RE.2002. Just like the RE.2001, this aircraft is rare in kit form. The E.P. Originals 1/48 resin kit was, at one time, the only decent model available but has been OOP for some time now. It can be seen in the fourth image. The Supermodels RE.2002 1/72 kit shows its age and although Alitaliane produced a 1/48 resin kit of RE.2002, it disappeared all too quickly. Italeri have since released a 1/48th scale kit but, despite including a useful reference booklet, the model appears to have major problems with cowling, spinner and spine shape errors. Quickboost produced a corrected spine and Vector Resin have also released various correction sets. Sword have produced a good looking injection moulded 1/72 kit as part of its Reggiane range and have added the late 'ultimo' variant where the engine mount was lowered and the cowling profile changed to give the pilot an improved view.

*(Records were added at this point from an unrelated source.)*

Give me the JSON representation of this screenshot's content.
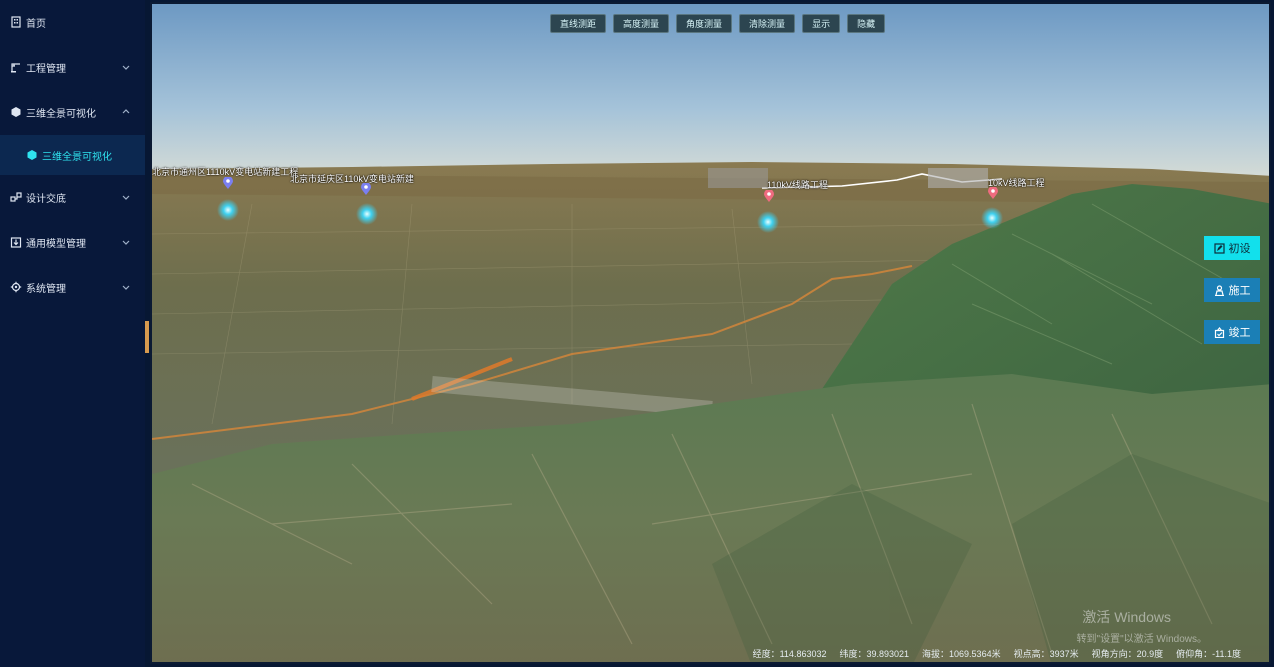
{
  "sidebar": {
    "items": [
      {
        "label": "首页",
        "icon": "building-icon",
        "expandable": false
      },
      {
        "label": "工程管理",
        "icon": "crane-icon",
        "expandable": true
      },
      {
        "label": "三维全景可视化",
        "icon": "cube-icon",
        "expandable": true,
        "expanded": true
      },
      {
        "label": "三维全景可视化",
        "icon": "cube-icon",
        "sub": true,
        "active": true
      },
      {
        "label": "设计交底",
        "icon": "share-icon",
        "expandable": true
      },
      {
        "label": "通用模型管理",
        "icon": "download-icon",
        "expandable": true
      },
      {
        "label": "系统管理",
        "icon": "gear-icon",
        "expandable": true
      }
    ]
  },
  "toolbar": {
    "buttons": [
      "直线测距",
      "高度测量",
      "角度测量",
      "清除测量",
      "显示",
      "隐藏"
    ]
  },
  "map_labels": [
    {
      "text": "北京市通州区1110kV变电站新建工程",
      "color": "blue"
    },
    {
      "text": "北京市延庆区110kV变电站新建",
      "color": "blue"
    },
    {
      "text": "110kV线路工程",
      "color": "red"
    },
    {
      "text": "10kV线路工程",
      "color": "red"
    }
  ],
  "phase_buttons": [
    {
      "label": "初设",
      "icon": "edit-icon",
      "active": true
    },
    {
      "label": "施工",
      "icon": "worker-icon",
      "active": false
    },
    {
      "label": "竣工",
      "icon": "check-icon",
      "active": false
    }
  ],
  "status": {
    "longitude": "经度：114.863032",
    "latitude": "纬度：39.893021",
    "altitude": "海拔：1069.5364米",
    "view_height": "视点高：3937米",
    "heading": "视角方向：20.9度",
    "pitch": "俯仰角：-11.1度"
  },
  "watermark": {
    "line1": "激活 Windows",
    "line2": "转到\"设置\"以激活 Windows。"
  },
  "colors": {
    "sidebar_bg": "#08183a",
    "accent_cyan": "#12e0ec",
    "button_blue": "#1b7fb6"
  }
}
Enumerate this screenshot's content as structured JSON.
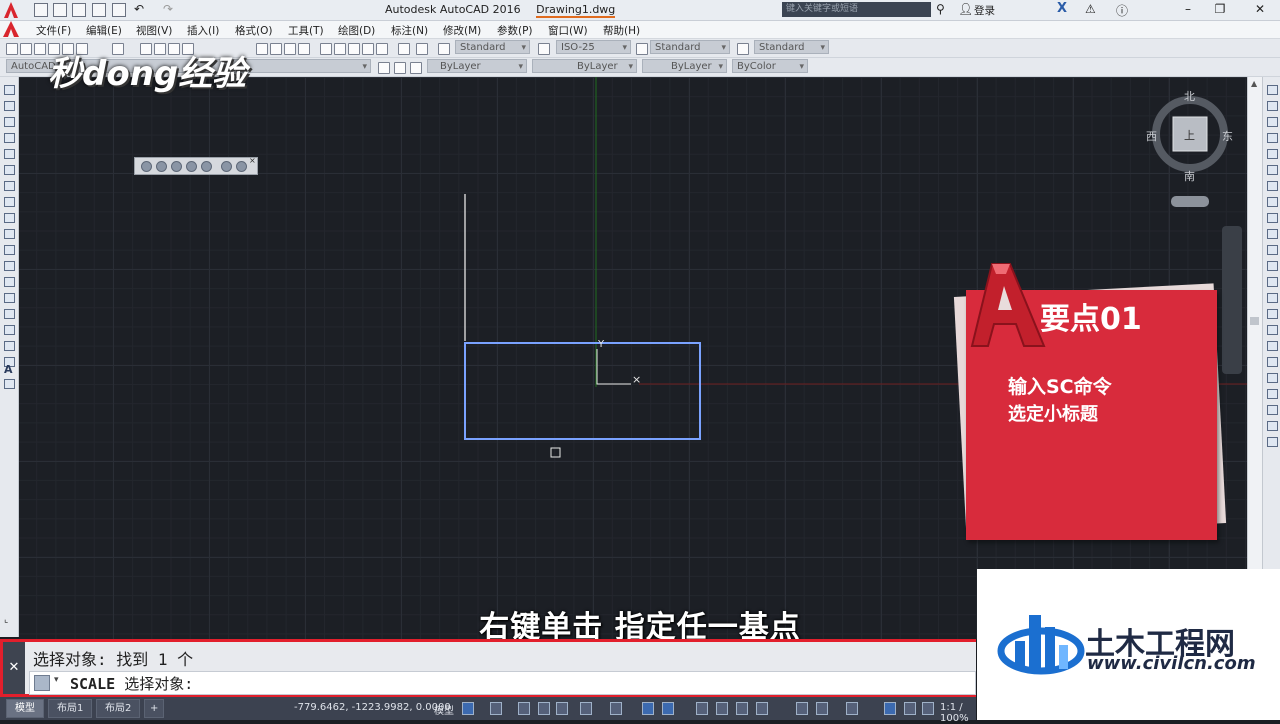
{
  "window": {
    "app_title": "Autodesk AutoCAD 2016",
    "document": "Drawing1.dwg",
    "search_placeholder": "键入关键字或短语",
    "login": "登录"
  },
  "menu": [
    "文件(F)",
    "编辑(E)",
    "视图(V)",
    "插入(I)",
    "格式(O)",
    "工具(T)",
    "绘图(D)",
    "标注(N)",
    "修改(M)",
    "参数(P)",
    "窗口(W)",
    "帮助(H)"
  ],
  "toolbar1": {
    "text_style": "Standard",
    "dim_style": "ISO-25",
    "table_style": "Standard",
    "mleader_style": "Standard"
  },
  "toolbar2": {
    "workspace": "AutoCAD",
    "layer": "ByLayer",
    "linetype": "ByLayer",
    "lineweight": "ByLayer",
    "color": "ByColor"
  },
  "viewcube": {
    "north": "北",
    "south": "南",
    "east": "东",
    "west": "西",
    "face": "上"
  },
  "callout": {
    "heading": "要点01",
    "line1": "输入SC命令",
    "line2": "选定小标题"
  },
  "caption": "右键单击 指定任一基点",
  "command": {
    "history": "选择对象: 找到 1 个",
    "prompt_cmd": "SCALE",
    "prompt_text": "选择对象:"
  },
  "status": {
    "tabs": [
      "模型",
      "布局1",
      "布局2"
    ],
    "add_tab": "+",
    "coords": "-779.6462, -1223.9982, 0.0000",
    "model": "模型",
    "scale": "1:1 / 100%"
  },
  "watermark": {
    "site_logo": "秒dong经验",
    "civil_name": "土木工程网",
    "civil_url": "www.civilcn.com"
  }
}
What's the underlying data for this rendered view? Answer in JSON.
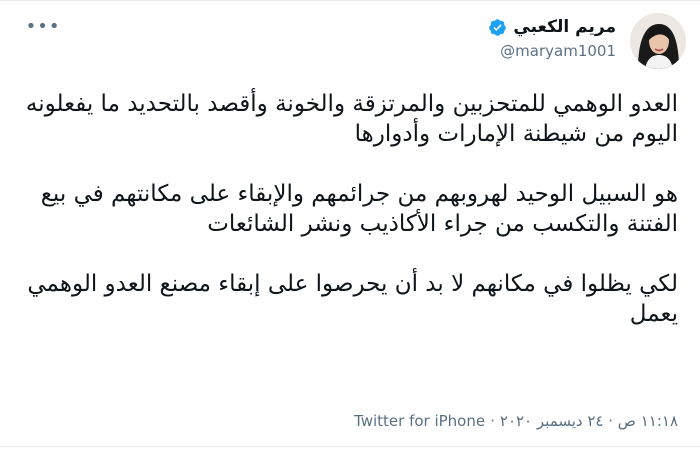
{
  "author": {
    "display_name": "مريم الكعبي",
    "username": "@maryam1001",
    "verified": true
  },
  "tweet": {
    "paragraphs": [
      "العدو الوهمي للمتحزبين والمرتزقة والخونة وأقصد بالتحديد ما يفعلونه اليوم من شيطنة الإمارات وأدوارها",
      "هو السبيل الوحيد لهروبهم من جرائمهم والإبقاء على مكانتهم في بيع الفتنة والتكسب من جراء الأكاذيب ونشر الشائعات",
      "لكي يظلوا في مكانهم لا بد أن يحرصوا على إبقاء مصنع العدو الوهمي يعمل"
    ],
    "timestamp": "١١:١٨ ص · ٢٤ ديسمبر ٢٠٢٠",
    "source": "Twitter for iPhone"
  },
  "controls": {
    "more_label": "•••"
  },
  "colors": {
    "verified": "#1da1f2",
    "secondary_text": "#5b7083",
    "divider": "#e6ecf0"
  },
  "icons": {
    "verified": "verified-badge-icon",
    "more": "more-options-icon"
  }
}
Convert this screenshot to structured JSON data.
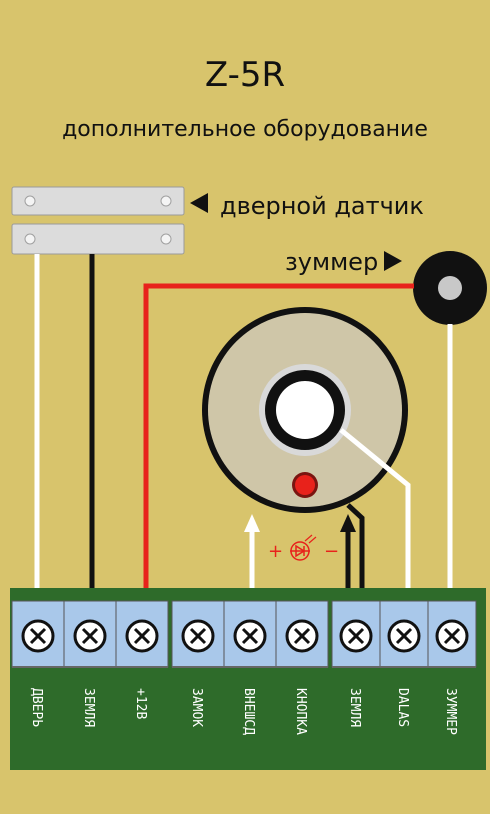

RE.2003. The RE.2003 was intended for the reconnaissance role. Two prototypes were built, both based on an RE.2000 that were fitted out with a tandem cockpit and glazing. The second protype was also fitted with an RE.2002 engine and cowl which altered its appeareance some what. RS Models produced a very disappointing 1/72 resin kit and is OOP, so will not be missed. Both Special Hobby and AZ Models released better multimedia kit. The AZ Models kit has delicate, restrained panel detail although the SH kit has superior cockpit detail. Of the two, I'd favour the AZ Models kit.

RE.2004. The RE.2004 was an unfinished RE.2001 prototype powered by a 24 cylinder Zeta X engine. It was abandoned in favour of the RE.2005. Was once available as an Italian WIngs 1/72 resin kit.

RE.2005. A very popular subject for both kit maker and modeller alike. A very fast machine which had that perfect blend of grace and power. Pavla released an accurate 1/72 injection multi-media kit, although most of the resin parts, especially the wheel wells, were a poor fit. It is shown in the fifth image on the right. Cunarmodel, Dujin and LF Models have also produced 1/72 resin kits of variable quality. Both RS Models & Sword have released much improved 1/72 injection moulded kits. A number of years ago  Falcon produced a 1/48 vac-form kit which they subsequently re-released as a limited run, low-pressure injection kit. It required some modelling skill to overcome the crude moulding technology and rather hard plastic. It is shown in the sixth image down. The  image below that shows Flying Machines 1/48 multi media injection kit, using resin detail parts. It is accurate and highly but both Sword and Special Hobby have since released all new 1/48 kits since. Out of the three, the Special Hobby kit displays more finesse. Another great choice is the Pacific Coast Models 1/32 injection moulded kit, with resin and photo etch detail parts. I had a small part to play in this kit, being responsible for the decal sheet artwork and it builds into a lovely model.

RE.2006. A popular ‘what-if’ subject even though it did exist. It was a highly secret project where a RE.2005 was taken from the production line and re-designed to fit around the very powerful DB 603 engine. It was scrapped before it ever got a chance to fly. Available in 1/72 from RS Models as a limited run injection kit. I used a 1/48 Falcon kit as a basis for an RE.2006 conversion project, as shown in the last image.